# Harmonic Series sums to One?

I don't get it. How does $$\sum_{j=1}^m\frac{1}{m}=1$$? This looks like a harmonic series. I got this from brilliant.org, the website that trains students for AMC, AIME, Olympiad type of problems. This was the original problem: and this was the solution: I just don't get this part: I deeply apologize if its something trivial. Its been a while since my last math class in linear algebra. Any hint would be appriciated!

• What are the values of the sums$$\sum_{j=1}^5\frac15\quad\sum_{j=1}^{97}\frac1{97}$$for example? Why is using the letter $m$ any different? – Peter Foreman Aug 30 '19 at 18:38
• I get it now, it was a little confusing. I thought the sum $\sum_{j=1}^5 \frac{1}{m}$ would be $\frac{1}{1}+\frac{1}{2]+\frac{1}{3}+...+\frac{1}{5}$ that's why. It's actually that the bottom is constant. I'm such a dummy, I'll accept the answer below soon. Thanks so much for helping though. – Kenneth Dang Aug 30 '19 at 18:45
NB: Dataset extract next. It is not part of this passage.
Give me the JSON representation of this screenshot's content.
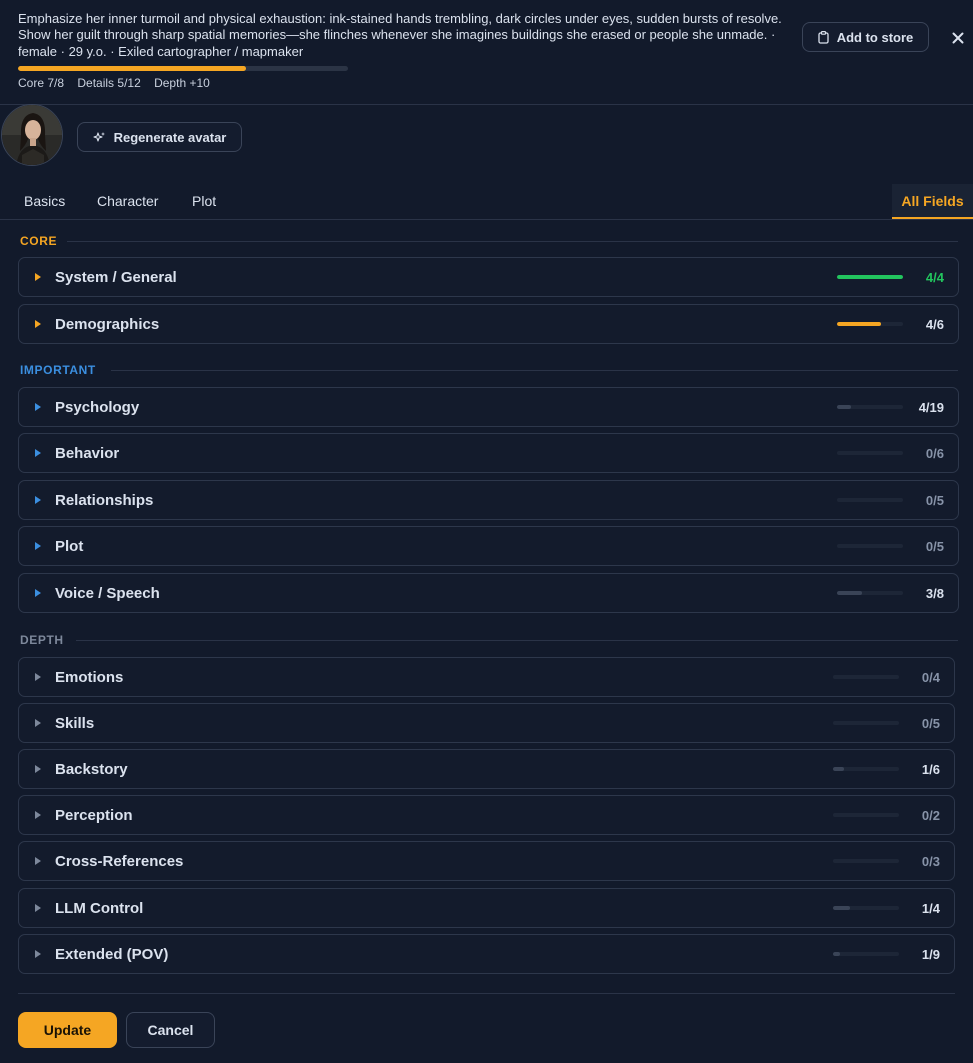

$$\sum_{j=1}^m\frac1m\ne\sum_{j=1}^m\frac1j.$$
$$\sum_{j=1}^m\frac1m=\overbrace{\frac1m+\frac1m+\cdots+\frac1m}^{m\text{ times}}=1$$